The careful technique of the artist is not incompatible with the ampleness and speed of his gesture which had inspired Pollock. His pictorial grammar is childish. The composition is a search for a motion that would not contradict the immobility of the canvas.
On February 4 in London, Christie's sells an oil on canvas 90 x 116 cm painted in 1953, lot 116 estimated £ 7M.
The title-poem, L'Oiseau au plumage déployé vole vers l'arbre argenté (the bird with the deployed plumage flies to the silver tree), describes the image, which is not always the case in the surrealist art of Miro and suggests that the action was chosen very early in the design of this artwork.
The background provides the atmosphere of a peaceful twilight with the night coming from the right. A dynamic although imaginary arch supporting the upper part of the scenery leads the bird to the tree in a move that will cross through the crescent moon.

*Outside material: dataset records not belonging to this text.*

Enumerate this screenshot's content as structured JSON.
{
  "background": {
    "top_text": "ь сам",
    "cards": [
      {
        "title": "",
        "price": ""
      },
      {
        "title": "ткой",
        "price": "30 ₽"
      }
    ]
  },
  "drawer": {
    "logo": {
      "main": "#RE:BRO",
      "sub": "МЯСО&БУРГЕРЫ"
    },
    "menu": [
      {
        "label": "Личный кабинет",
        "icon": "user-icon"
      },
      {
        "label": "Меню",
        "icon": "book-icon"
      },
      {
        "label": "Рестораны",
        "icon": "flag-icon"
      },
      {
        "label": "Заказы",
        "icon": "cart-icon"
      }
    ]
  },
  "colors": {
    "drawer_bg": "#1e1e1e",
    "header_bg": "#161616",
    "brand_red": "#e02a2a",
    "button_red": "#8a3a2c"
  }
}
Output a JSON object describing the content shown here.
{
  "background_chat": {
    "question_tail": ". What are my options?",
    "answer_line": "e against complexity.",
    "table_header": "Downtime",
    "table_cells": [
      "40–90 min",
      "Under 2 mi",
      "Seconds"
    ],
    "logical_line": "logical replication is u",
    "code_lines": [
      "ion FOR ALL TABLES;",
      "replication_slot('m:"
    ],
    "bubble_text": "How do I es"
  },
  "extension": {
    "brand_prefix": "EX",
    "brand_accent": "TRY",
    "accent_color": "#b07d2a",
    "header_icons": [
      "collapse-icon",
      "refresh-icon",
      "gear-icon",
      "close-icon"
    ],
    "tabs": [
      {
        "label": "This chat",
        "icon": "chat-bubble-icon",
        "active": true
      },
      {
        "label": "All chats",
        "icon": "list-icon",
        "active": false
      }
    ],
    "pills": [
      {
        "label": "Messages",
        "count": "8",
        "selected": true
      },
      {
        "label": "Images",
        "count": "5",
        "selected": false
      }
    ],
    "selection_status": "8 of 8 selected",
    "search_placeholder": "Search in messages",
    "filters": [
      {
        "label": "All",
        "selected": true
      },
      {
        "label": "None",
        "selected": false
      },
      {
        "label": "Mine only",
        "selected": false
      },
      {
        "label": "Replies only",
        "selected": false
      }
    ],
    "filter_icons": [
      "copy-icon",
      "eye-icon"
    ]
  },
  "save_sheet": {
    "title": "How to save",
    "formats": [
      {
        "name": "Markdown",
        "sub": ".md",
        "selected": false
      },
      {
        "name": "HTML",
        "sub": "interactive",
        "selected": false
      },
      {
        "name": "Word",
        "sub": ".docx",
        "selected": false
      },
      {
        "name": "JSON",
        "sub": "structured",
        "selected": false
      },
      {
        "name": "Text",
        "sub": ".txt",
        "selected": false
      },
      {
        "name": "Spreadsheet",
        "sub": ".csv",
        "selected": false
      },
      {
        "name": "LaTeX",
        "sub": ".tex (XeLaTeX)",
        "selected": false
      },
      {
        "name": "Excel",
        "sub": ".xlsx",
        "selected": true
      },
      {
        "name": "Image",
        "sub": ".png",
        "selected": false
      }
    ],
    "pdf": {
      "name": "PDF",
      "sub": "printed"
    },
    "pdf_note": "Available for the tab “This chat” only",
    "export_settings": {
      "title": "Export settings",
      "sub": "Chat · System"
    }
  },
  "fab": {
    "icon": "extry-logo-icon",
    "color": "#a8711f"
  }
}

Miro does not accept empty spaces in his paintings. The picture is completed by stars stylized as snowflakes and a foreground with two important figures including some anthropomorphic features.